When you work for an employer, one of the most common benefits you are offered is a retirement plan. Typically this is a 401(k) and, if you are very lucky, it will be offered with “employer matching.” This helps you save twice as much. For those of us in the freelance and self-employed sectors, however, we have to find our own ways. We don’t have employers automatically deducting money for retirement or automatically depositing a portion of every paycheck into a savings account so we won’t be tempted to spend it. We have to do all of that ourselves.
Here are the four basic ways that you can invest in your short and long-term financial health:
Long Term Saving Via Investment Portfolios
Investing in stocks, bonds, mutual funds, commodities, etc. is one of the most important parts of setting up a stable financial future. There is no doubt that investing can be risky. It is definitely riskier than a straightforward savings plan. Still it is the single best way for your money to make more money.
If you’re new to trading and this type of investing, it is important to go slowly and to get accustomed to how trading works and to get a feel for how the market behaves before investing large sums. One of the best ways to do this is to learn from professionals and emulate their actions. You might choose to do this via professional financial management firms or a highly regarded broker. If you feel you can learn better on your own, there are plenty of books to read and websites like 24Option that will help you on your investing journey. Click here to check out their blog.
Long-Term Saving Via Retirement Accounts
Just because you don’t have an employer matched 401(k) doesn’t mean you can’t set up a retirement account for yourself. You can do this via a regular savings account, but the better option is to set up your own Individual Retirement Account (IRA). There are several different types of IRAs to choose from. The one you use will be determined by how much you make, how much you want to save, whether you want to pay taxes on it now or later, etc. IRAs are better than “plain” savings accounts because their interest rates are higher and they offer better rates and terms.
Short Term Savings Plans
In addition to your IRA, there are three types of savings that you need to do as a freelancer if you want to stay financially solvent.
Saving for Taxes: as a freelancer or self-employed person, your taxes are more complicated than the traditional employee’s. One of the biggest differences is that you need to pay your taxes in advance via estimated tax payments. Typically these add up to 25% of your gross income, but you’ll want to check current tax tables for an accurate number. Make sure that you set this amount aside into it’s own account every time you get paid. If you save it a little at a time, writing that check every quarter won’t feel like such a burden because you’ll already have the money on hand.
Six Months Living Expenses: It is important that you keep at least six months of living expenses tucked away in a (hopefully high interest) savings account. This way, if you lose a client or want to change fields, you won’t have to worry about making ends meet while you find a replacement client or set up your new business. The best way to save for this is to tuck away 5-10% of every payment you receive until you’ve reached the amount you think you’ll need.

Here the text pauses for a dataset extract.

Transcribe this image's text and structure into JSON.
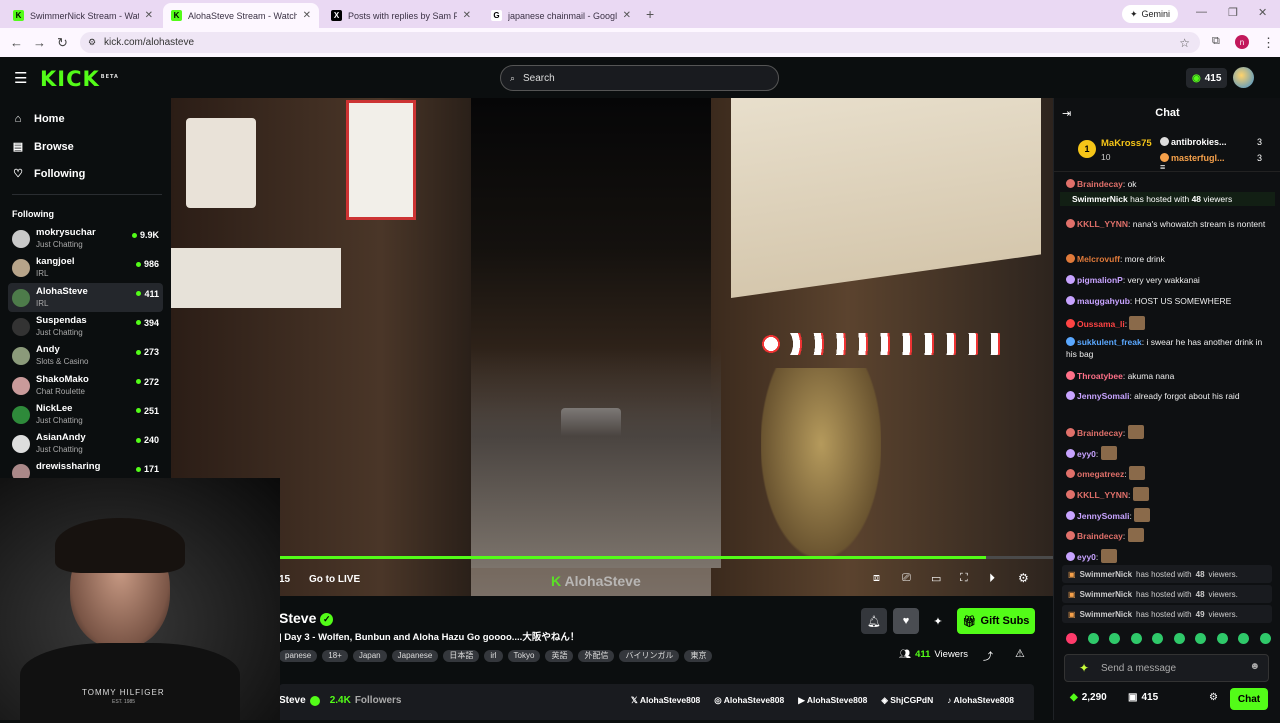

Then reduce that amount to 3-5% to pad the account and give yourself some breathing room.
Emergency Fund: It’s good to always have at least a few thousand in the bank in case an emergency hits. Unexpected car repairs, medical bills, equipment replacement–nobody likes having to figure out how they’ll fund a huge expense on the fly. To do this, like with your living expenses savings account, set aside 5-10% of every payment until you’ve got at least a few thousand set aside then reduce your savings to 3-5% so you can continue to grow the account’s breathing room.
It takes a lot of discipline to do this much saving and investing. It can be difficult to put that money aside when your budget is already tight. Trust us when we tell you though that saving now will save you potentially years of grief later.